### Records supplied:
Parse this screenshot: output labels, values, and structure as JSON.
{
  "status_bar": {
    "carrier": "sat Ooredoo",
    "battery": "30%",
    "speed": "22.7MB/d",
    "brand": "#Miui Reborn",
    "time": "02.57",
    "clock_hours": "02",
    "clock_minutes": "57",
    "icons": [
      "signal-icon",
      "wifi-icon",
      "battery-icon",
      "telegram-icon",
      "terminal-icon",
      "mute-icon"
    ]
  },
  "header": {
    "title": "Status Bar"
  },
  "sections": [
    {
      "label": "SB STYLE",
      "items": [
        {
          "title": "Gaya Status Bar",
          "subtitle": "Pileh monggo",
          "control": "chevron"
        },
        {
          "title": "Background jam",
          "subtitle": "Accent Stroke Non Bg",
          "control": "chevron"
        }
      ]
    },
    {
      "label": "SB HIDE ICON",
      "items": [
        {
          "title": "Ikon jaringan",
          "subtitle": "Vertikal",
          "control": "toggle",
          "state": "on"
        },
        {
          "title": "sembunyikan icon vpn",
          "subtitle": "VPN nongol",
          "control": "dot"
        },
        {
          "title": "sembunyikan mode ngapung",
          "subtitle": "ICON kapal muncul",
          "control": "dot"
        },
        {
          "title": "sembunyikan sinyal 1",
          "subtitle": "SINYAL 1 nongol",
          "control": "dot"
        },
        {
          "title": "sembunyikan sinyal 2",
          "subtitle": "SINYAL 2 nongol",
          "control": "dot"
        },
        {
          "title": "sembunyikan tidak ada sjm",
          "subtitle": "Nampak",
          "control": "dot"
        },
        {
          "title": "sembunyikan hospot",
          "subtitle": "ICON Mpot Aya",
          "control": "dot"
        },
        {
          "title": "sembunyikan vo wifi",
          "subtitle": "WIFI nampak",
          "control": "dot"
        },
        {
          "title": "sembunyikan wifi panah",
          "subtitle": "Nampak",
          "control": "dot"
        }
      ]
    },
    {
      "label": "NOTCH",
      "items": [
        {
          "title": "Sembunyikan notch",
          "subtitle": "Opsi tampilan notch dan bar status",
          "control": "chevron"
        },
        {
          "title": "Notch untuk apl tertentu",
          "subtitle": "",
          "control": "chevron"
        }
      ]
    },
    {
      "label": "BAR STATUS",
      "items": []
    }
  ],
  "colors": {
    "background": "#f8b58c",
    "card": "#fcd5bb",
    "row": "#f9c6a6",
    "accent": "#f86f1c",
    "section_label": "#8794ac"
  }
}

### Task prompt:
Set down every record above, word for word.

### Completed task:
Parse this screenshot: output labels, values, and structure as JSON.
{
  "status_bar": {
    "carrier": "sat Ooredoo",
    "battery": "30%",
    "speed": "22.7MB/d",
    "brand": "#Miui Reborn",
    "time": "02.57",
    "clock_hours": "02",
    "clock_minutes": "57",
    "icons": [
      "signal-icon",
      "wifi-icon",
      "battery-icon",
      "telegram-icon",
      "terminal-icon",
      "mute-icon"
    ]
  },
  "header": {
    "title": "Status Bar"
  },
  "sections": [
    {
      "label": "SB STYLE",
      "items": [
        {
          "title": "Gaya Status Bar",
          "subtitle": "Pileh monggo",
          "control": "chevron"
        },
        {
          "title": "Background jam",
          "subtitle": "Accent Stroke Non Bg",
          "control": "chevron"
        }
      ]
    },
    {
      "label": "SB HIDE ICON",
      "items": [
        {
          "title": "Ikon jaringan",
          "subtitle": "Vertikal",
          "control": "toggle",
          "state": "on"
        },
        {
          "title": "sembunyikan icon vpn",
          "subtitle": "VPN nongol",
          "control": "dot"
        },
        {
          "title": "sembunyikan mode ngapung",
          "subtitle": "ICON kapal muncul",
          "control": "dot"
        },
        {
          "title": "sembunyikan sinyal 1",
          "subtitle": "SINYAL 1 nongol",
          "control": "dot"
        },
        {
          "title": "sembunyikan sinyal 2",
          "subtitle": "SINYAL 2 nongol",
          "control": "dot"
        },
        {
          "title": "sembunyikan tidak ada sjm",
          "subtitle": "Nampak",
          "control": "dot"
        },
        {
          "title": "sembunyikan hospot",
          "subtitle": "ICON Mpot Aya",
          "control": "dot"
        },
        {
          "title": "sembunyikan vo wifi",
          "subtitle": "WIFI nampak",
          "control": "dot"
        },
        {
          "title": "sembunyikan wifi panah",
          "subtitle": "Nampak",
          "control": "dot"
        }
      ]
    },
    {
      "label": "NOTCH",
      "items": [
        {
          "title": "Sembunyikan notch",
          "subtitle": "Opsi tampilan notch dan bar status",
          "control": "chevron"
        },
        {
          "title": "Notch untuk apl tertentu",
          "subtitle": "",
          "control": "chevron"
        }
      ]
    },
    {
      "label": "BAR STATUS",
      "items": []
    }
  ],
  "colors": {
    "background": "#f8b58c",
    "card": "#fcd5bb",
    "row": "#f9c6a6",
    "accent": "#f86f1c",
    "section_label": "#8794ac"
  }
}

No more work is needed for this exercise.